Following a day of rumour and counter-rumour in the construction industry, Comhairle nan Eilean Siar was forced to issue a denial that work would resume on building work on major projects next Monday.
Construction firm staff with a variety of projects were talking of work resuming then, with intense social distancing controls, such as visiting consultants from the mainland having to be tested for coronavirus - and coming up negative - before flying to the Islands.
However, following enquiries from the industry, CnES stated this evening: "Following the issue of guidance by the Scottish Government on 1 May 2020 specifically referring to the construction sector, the Comhairle and HHP would wish to confirm that construction activity associated with the Lochmaddy Pier, the Stornoway Primary School, the Lewis Residential Care (Goathill Development) and the Goathill Affordable Housing projects continues to be suspended."
The Council insisted that "Scottish Government has confirmed that the guidance, originally issued at the beginning of April, remains in place until further notice.
"Accordingly, the works at the above projects, which are currently not categorised as “essential” under the prevailing circumstances, remain suspended on the same basis.
"Measures have been put in place by the respective Contractors to ensure the sites continue to remain safe and secure for the duration of the suspension.
"In the meantime, the Comhairle and HHP continue to plan with contractors and other partners for a site restart once restrictions are lifted sufficiently to allow this to happen.
"Both organisations will seek to commence works as quickly as possible thereafter but only when they are satisfied that it is safe to do so and that suitable precautions are in place."
Earlier the possibility of kickstarting the local economy by giving housebuilding the green light was suggested by Highlands and Islands MSP Donald Cameron.
Mr Cameron, the Conservative party Shadow Finance Secretary, said: “The safety of the public must come first and the UK and Scottish Governments are rightly being very cautious about relaxing the lockdown.
“But, looking ahead, we also need to be thinking about how we can start reviving the economy, bearing in mind that here in the Highlands and Islands we are facing the loss of an entire tourism season.
“House-building is already coming back to life south of the border, subject to strict guidance about social distancing, and I would like to see serious thought given to this sector.
"Construction sites in our region tend to be smaller and it may be easier for such workplaces to operate under social distancing guidelines.
“We really want to avoid disparities in the rate of economic recovery across the United Kingdom where we possibly can.”

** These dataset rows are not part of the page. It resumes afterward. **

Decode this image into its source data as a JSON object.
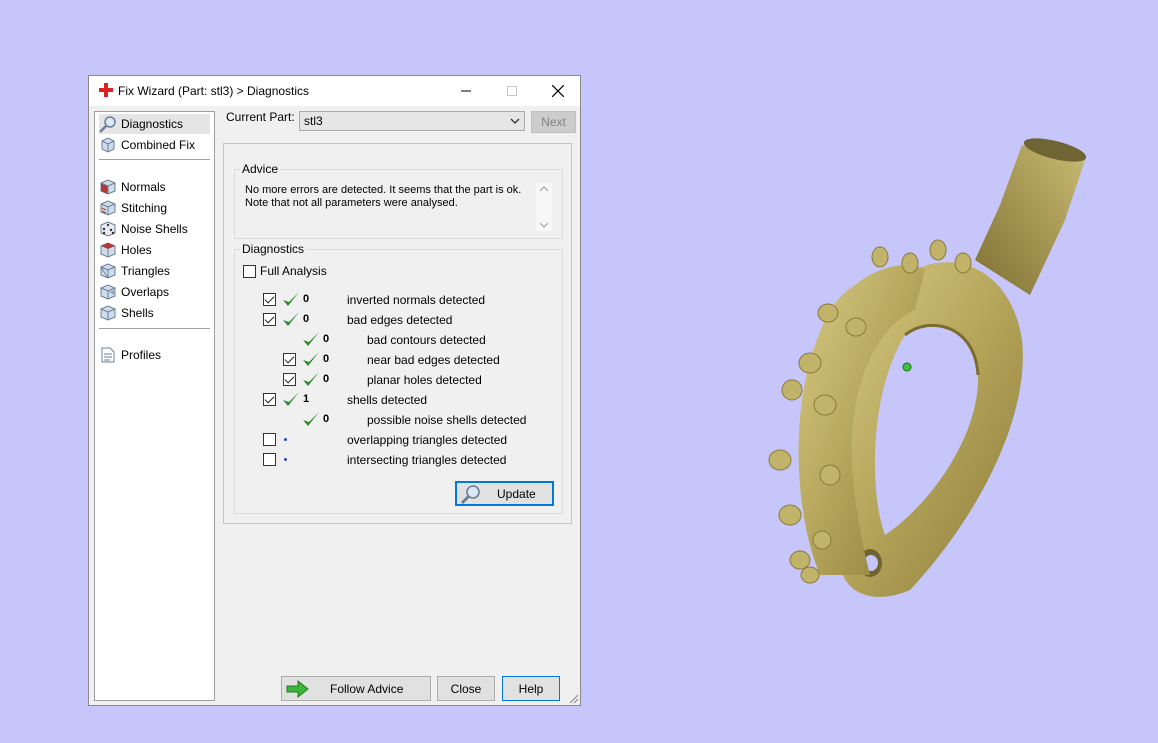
{
  "window": {
    "title": "Fix Wizard (Part: stl3) > Diagnostics",
    "icons": {
      "app": "red-cross-icon",
      "minimize": "minimize-icon",
      "maximize": "maximize-icon",
      "close": "close-icon"
    }
  },
  "sidebar": {
    "items": [
      {
        "label": "Diagnostics",
        "icon": "magnifier-icon",
        "selected": true
      },
      {
        "label": "Combined Fix",
        "icon": "cube-icon"
      },
      {
        "label": "Normals",
        "icon": "normals-cube-icon"
      },
      {
        "label": "Stitching",
        "icon": "stitching-cube-icon"
      },
      {
        "label": "Noise Shells",
        "icon": "dice-icon"
      },
      {
        "label": "Holes",
        "icon": "holes-cube-icon"
      },
      {
        "label": "Triangles",
        "icon": "triangles-cube-icon"
      },
      {
        "label": "Overlaps",
        "icon": "overlaps-cube-icon"
      },
      {
        "label": "Shells",
        "icon": "shells-cube-icon"
      },
      {
        "label": "Profiles",
        "icon": "document-icon"
      }
    ]
  },
  "current_part": {
    "label": "Current Part:",
    "value": "stl3",
    "next_label": "Next"
  },
  "advice": {
    "title": "Advice",
    "line1": "No more errors are detected. It seems that the part is ok.",
    "line2": "Note that not all parameters were analysed."
  },
  "diagnostics": {
    "title": "Diagnostics",
    "full_analysis_label": "Full Analysis",
    "full_analysis_checked": false,
    "rows": [
      {
        "checkbox": true,
        "checked": true,
        "status": "ok",
        "count": "0",
        "label": "inverted normals detected",
        "indent": 0
      },
      {
        "checkbox": true,
        "checked": true,
        "status": "ok",
        "count": "0",
        "label": "bad edges detected",
        "indent": 0
      },
      {
        "checkbox": false,
        "status": "ok",
        "count": "0",
        "label": "bad contours detected",
        "indent": 1
      },
      {
        "checkbox": true,
        "checked": true,
        "status": "ok",
        "count": "0",
        "label": "near bad edges detected",
        "indent": 1
      },
      {
        "checkbox": true,
        "checked": true,
        "status": "ok",
        "count": "0",
        "label": "planar holes detected",
        "indent": 1
      },
      {
        "checkbox": true,
        "checked": true,
        "status": "ok",
        "count": "1",
        "label": "shells detected",
        "indent": 0
      },
      {
        "checkbox": false,
        "status": "ok",
        "count": "0",
        "label": "possible noise shells detected",
        "indent": 1
      },
      {
        "checkbox": true,
        "checked": false,
        "status": "pending",
        "count": "",
        "label": "overlapping triangles detected",
        "indent": 0
      },
      {
        "checkbox": true,
        "checked": false,
        "status": "pending",
        "count": "",
        "label": "intersecting triangles detected",
        "indent": 0
      }
    ],
    "update_label": "Update"
  },
  "buttons": {
    "follow_advice": "Follow Advice",
    "close": "Close",
    "help": "Help"
  },
  "colors": {
    "desktop": "#c7c6fb",
    "check_green": "#2e8b2e",
    "model_gold": "#b8a95e",
    "focus_blue": "#0078d7"
  }
}
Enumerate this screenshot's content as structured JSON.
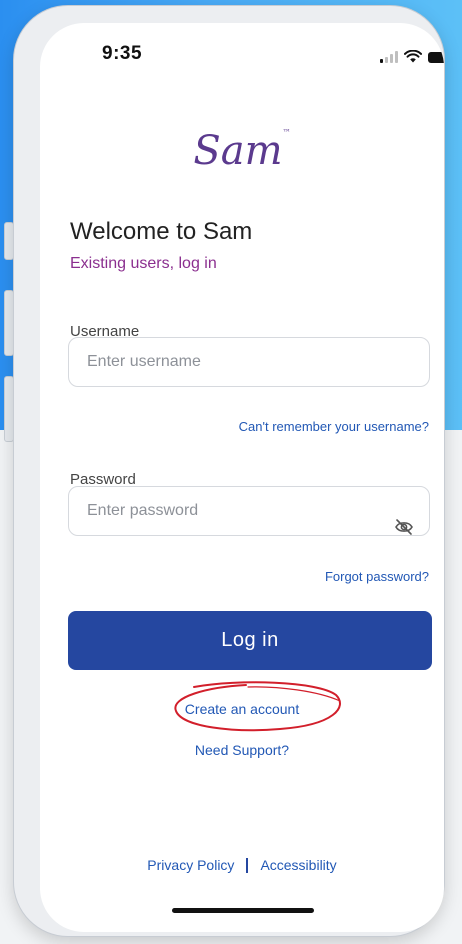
{
  "status_bar": {
    "time": "9:35",
    "signal_icon": "cellular-signal-icon",
    "wifi_icon": "wifi-icon",
    "battery_icon": "battery-icon"
  },
  "logo": {
    "text": "Sam",
    "mark": "™"
  },
  "welcome": {
    "title": "Welcome to Sam",
    "subtitle": "Existing users, log in"
  },
  "username": {
    "label": "Username",
    "placeholder": "Enter username",
    "value": "",
    "forgot_link": "Can't remember your username?"
  },
  "password": {
    "label": "Password",
    "placeholder": "Enter password",
    "value": "",
    "visibility_icon": "eye-slash-icon",
    "forgot_link": "Forgot password?"
  },
  "login_button": "Log in",
  "create_account": "Create an account",
  "need_support": "Need Support?",
  "footer": {
    "privacy": "Privacy Policy",
    "separator": "|",
    "accessibility": "Accessibility"
  },
  "colors": {
    "primary": "#2547a0",
    "link": "#2258b5",
    "brand": "#8b2f8f",
    "annotation": "#d21f2b"
  }
}
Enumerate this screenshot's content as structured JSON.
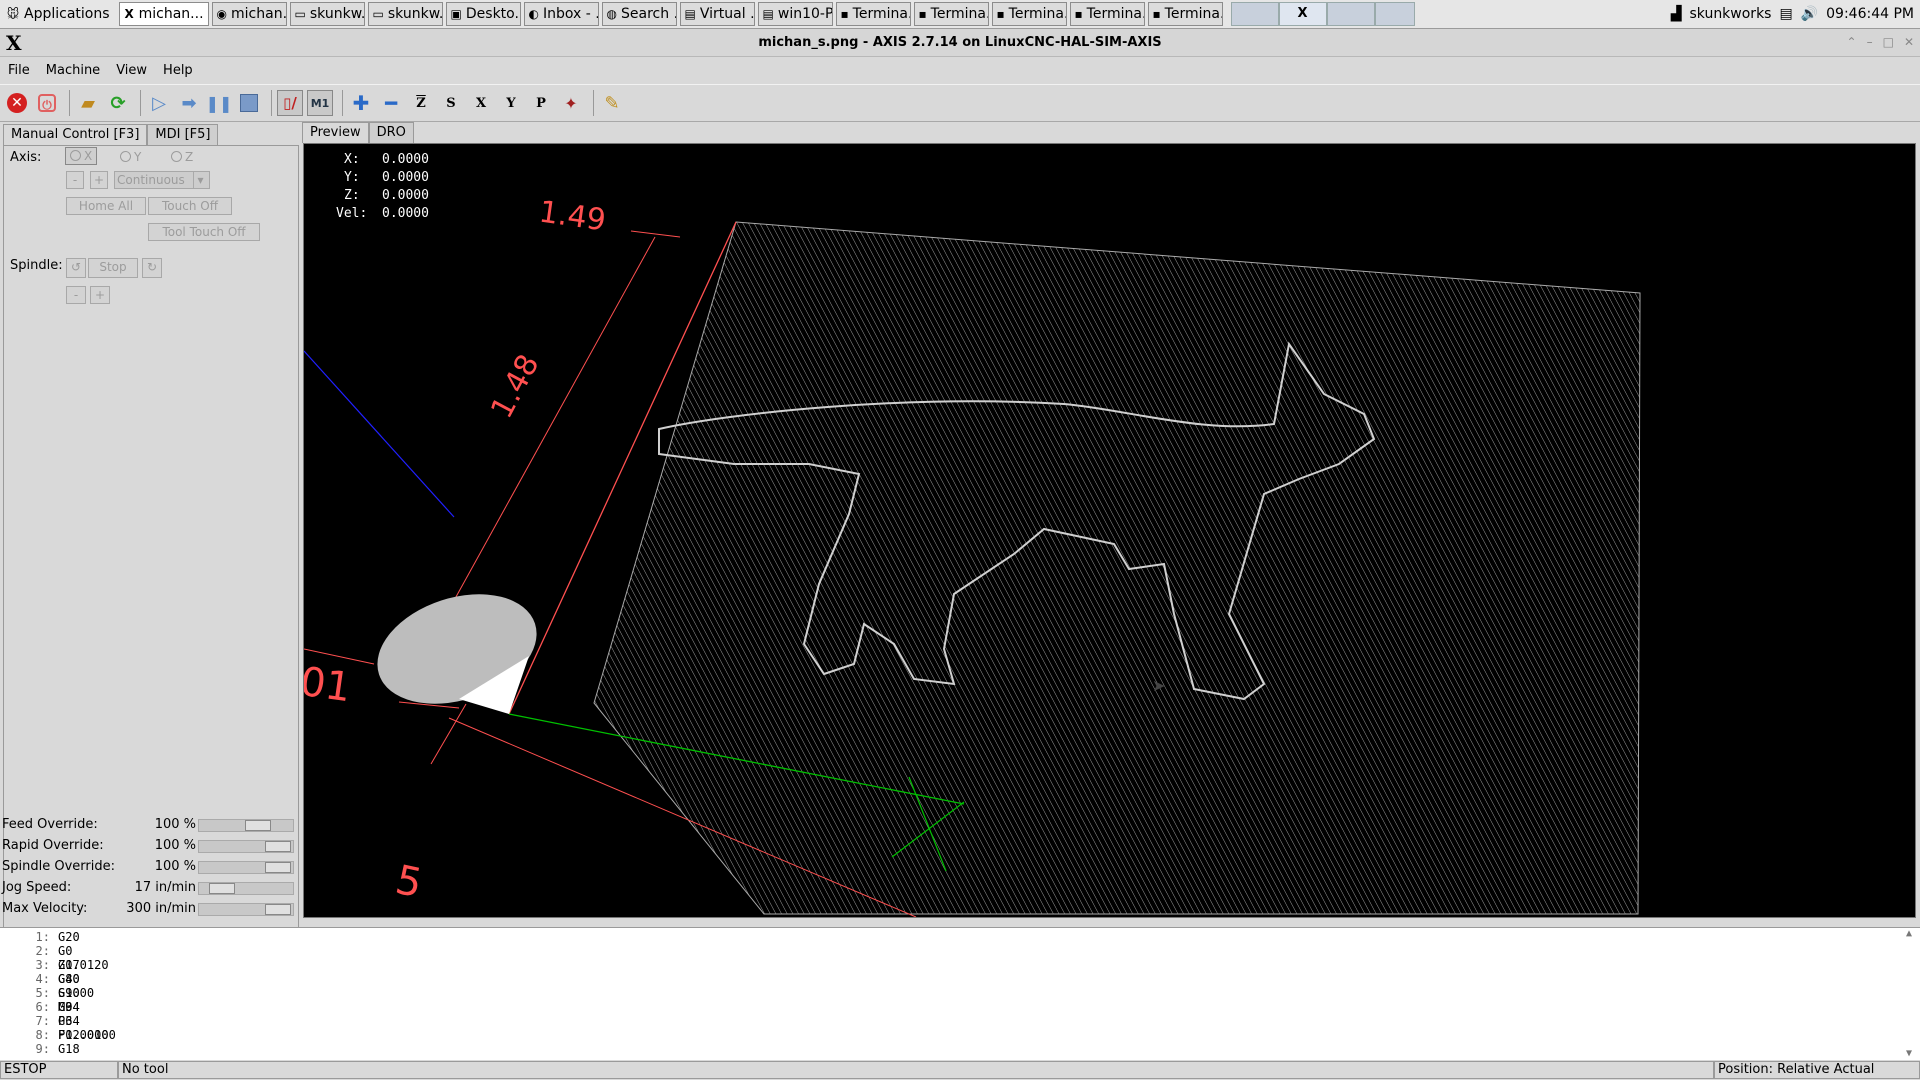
{
  "taskbar": {
    "start_label": "Applications",
    "buttons": [
      {
        "label": "michan...",
        "icon": "x-icon",
        "active": true
      },
      {
        "label": "michan...",
        "icon": "chrome-icon"
      },
      {
        "label": "skunkw...",
        "icon": "folder-icon"
      },
      {
        "label": "skunkw...",
        "icon": "folder-icon"
      },
      {
        "label": "Deskto...",
        "icon": "desktop-icon"
      },
      {
        "label": "Inbox - ...",
        "icon": "thunderbird-icon"
      },
      {
        "label": "Search ...",
        "icon": "firefox-icon"
      },
      {
        "label": "Virtual ...",
        "icon": "vm-icon"
      },
      {
        "label": "win10-P...",
        "icon": "vm-icon"
      },
      {
        "label": "Termina...",
        "icon": "terminal-icon"
      },
      {
        "label": "Termina...",
        "icon": "terminal-icon"
      },
      {
        "label": "Termina...",
        "icon": "terminal-icon"
      },
      {
        "label": "Termina...",
        "icon": "terminal-icon"
      },
      {
        "label": "Termina...",
        "icon": "terminal-icon"
      }
    ],
    "tray_user": "skunkworks",
    "clock": "09:46:44 PM"
  },
  "window": {
    "logo": "X",
    "title": "michan_s.png - AXIS 2.7.14 on LinuxCNC-HAL-SIM-AXIS"
  },
  "menu": [
    "File",
    "Machine",
    "View",
    "Help"
  ],
  "left_tabs": [
    "Manual Control [F3]",
    "MDI [F5]"
  ],
  "manual": {
    "axis_label": "Axis:",
    "axes": [
      "X",
      "Y",
      "Z"
    ],
    "minus": "-",
    "plus": "+",
    "jog_mode": "Continuous",
    "home_all": "Home All",
    "touch_off": "Touch Off",
    "tool_touch_off": "Tool Touch Off",
    "spindle_label": "Spindle:",
    "stop": "Stop"
  },
  "overrides": [
    {
      "name": "Feed Override:",
      "value": "100 %",
      "level": 0.7
    },
    {
      "name": "Rapid Override:",
      "value": "100 %",
      "level": 1.0
    },
    {
      "name": "Spindle Override:",
      "value": "100 %",
      "level": 1.0
    },
    {
      "name": "Jog Speed:",
      "value": "17 in/min",
      "level": 0.15
    },
    {
      "name": "Max Velocity:",
      "value": "300 in/min",
      "level": 1.0
    }
  ],
  "preview_tabs": [
    "Preview",
    "DRO"
  ],
  "dro": [
    {
      "axis": "X:",
      "value": "0.0000"
    },
    {
      "axis": "Y:",
      "value": "0.0000"
    },
    {
      "axis": "Z:",
      "value": "0.0000"
    },
    {
      "axis": "Vel:",
      "value": "0.0000"
    }
  ],
  "dims": {
    "top": "1.49",
    "side": "1.48",
    "left_num": "01",
    "bottom": "5"
  },
  "gcode": [
    {
      "n": "1:",
      "code": "G20"
    },
    {
      "n": "2:",
      "code": "G0 Z0.0120"
    },
    {
      "n": "3:",
      "code": "G17 G40"
    },
    {
      "n": "4:",
      "code": "G80 G90 G94"
    },
    {
      "n": "5:",
      "code": "S1000 M3"
    },
    {
      "n": "6:",
      "code": "G04 P3"
    },
    {
      "n": "7:",
      "code": "G64 P0.0010"
    },
    {
      "n": "8:",
      "code": "F12.0000"
    },
    {
      "n": "9:",
      "code": "G18"
    }
  ],
  "status": {
    "state": "ESTOP",
    "tool": "No tool",
    "position": "Position: Relative Actual"
  },
  "colors": {
    "estop": "#d42020",
    "dim_red": "#ff5050",
    "axis_green": "#00c000",
    "axis_blue": "#2020ff"
  }
}
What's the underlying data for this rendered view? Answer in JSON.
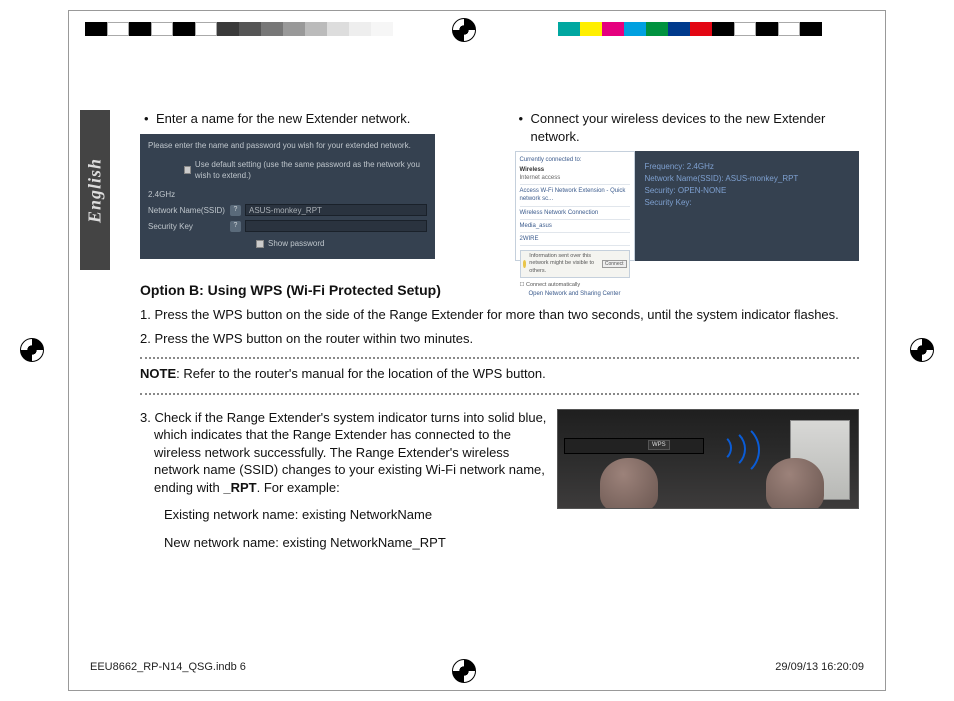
{
  "side_tab": "English",
  "left_bullet": "Enter a name for the new Extender network.",
  "right_bullet": "Connect your wireless devices to the new Extender network.",
  "dlg1": {
    "top": "Please enter the name and password you wish for your extended network.",
    "use_default": "Use default setting (use the same password as the network you wish to extend.)",
    "band": "2.4GHz",
    "ssid_label": "Network Name(SSID)",
    "ssid_value": "ASUS-monkey_RPT",
    "key_label": "Security Key",
    "show_pw": "Show password"
  },
  "dlg2_left": {
    "connected": "Currently connected to:",
    "wireless": "Wireless",
    "access": "Internet access",
    "l1": "Access W-Fi Network Extension - Quick network sc...",
    "l2": "Wireless Network Connection",
    "l3": "Media_asus",
    "l4": "2WIRE",
    "warn": "Information sent over this network might be visible to others.",
    "connect": "Connect",
    "auto": "Connect automatically",
    "bot": "Open Network and Sharing Center"
  },
  "dlg2_right": {
    "l1": "Frequency: 2.4GHz",
    "l2": "Network Name(SSID): ASUS-monkey_RPT",
    "l3": "Security: OPEN-NONE",
    "l4": "Security Key:"
  },
  "option_b_title": "Option B: Using WPS (Wi-Fi Protected Setup)",
  "step1_n": "1. ",
  "step1": "Press the WPS button on the side of the Range Extender for more than two seconds, until the system indicator flashes.",
  "step2_n": "2. ",
  "step2": "Press the WPS button on the router within two minutes.",
  "note_label": "NOTE",
  "note_rest": ": Refer to the router's manual for the location of the WPS button.",
  "step3_n": "3. ",
  "step3_a": "Check if the Range Extender's system indicator turns into solid blue, which indicates that the Range Extender has connected to the wireless network successfully. The Range Extender's wireless network name (SSID) changes to your existing Wi-Fi network name, ending with ",
  "step3_rpt": "_RPT",
  "step3_b": ". For example:",
  "step3_ex1": "Existing network name: existing NetworkName",
  "step3_ex2": "New network name: existing NetworkName_RPT",
  "wps_btn": "WPS",
  "footer_left": "EEU8662_RP-N14_QSG.indb   6",
  "footer_right": "29/09/13   16:20:09"
}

Angus MacNeil, the isles MP has again redoubled his call to change the policy to test, track and trace rather than go with lockdown alone. Commenting Angus MacNeil said: “We should be testing, tracing and isolating in the islands now as our confirmed Covid-19 numbers are so low and we can keep them low with test, trace and isolate. It is argued that Test Trace Isolate can't work in other places because the reinfection rate is so high. Fortunately in the Hebrides we still have the ideal situation to stay ahead of the virus by testing and tracing.
“The policy of lockdown alone without knowing what Covid-19 is doing in our communities, is not a sustainable policy. We have already seen in Skye what lockdown alone, without testing, has resulted in. A sad and shocking 54 case outbreak and this is only what has been found at a care home, who knows what the wider numbers will be.
“We surely now have to move to a position where we are chasing the virus and not waiting for the virus to come to us. Testing, tracing and isolating is the alternative, it will determine whether we have coronavirus around us and what we need to do to make sure we get rid of it. Or it will tell us if we can lift lockdown. At the moment we are blind and we do not want to wait until we have an outbreak as we have sadly seen in Skye, we do need to change the policy now. I have written to the Health Secretary and await a response.
“We have outstanding offers from the Faroese government and a private company to add to our testing capabilities. I have been trying to find out from the NHS Western Isles whether they are using the current testing capacity to its maximum and if not then why not. They are currently telling me they are “awaiting guidance” with regards to a testing policy change.
“Everything else is in place, we just need a pen lifted to change the policy so that the Health Board will bring about a change to testing in the islands so that we can all have some confidence as to what is going on with coronavirus.
“Sitting tight for coronavirus is a risky and failing policy, we can’t continue with this any longer.”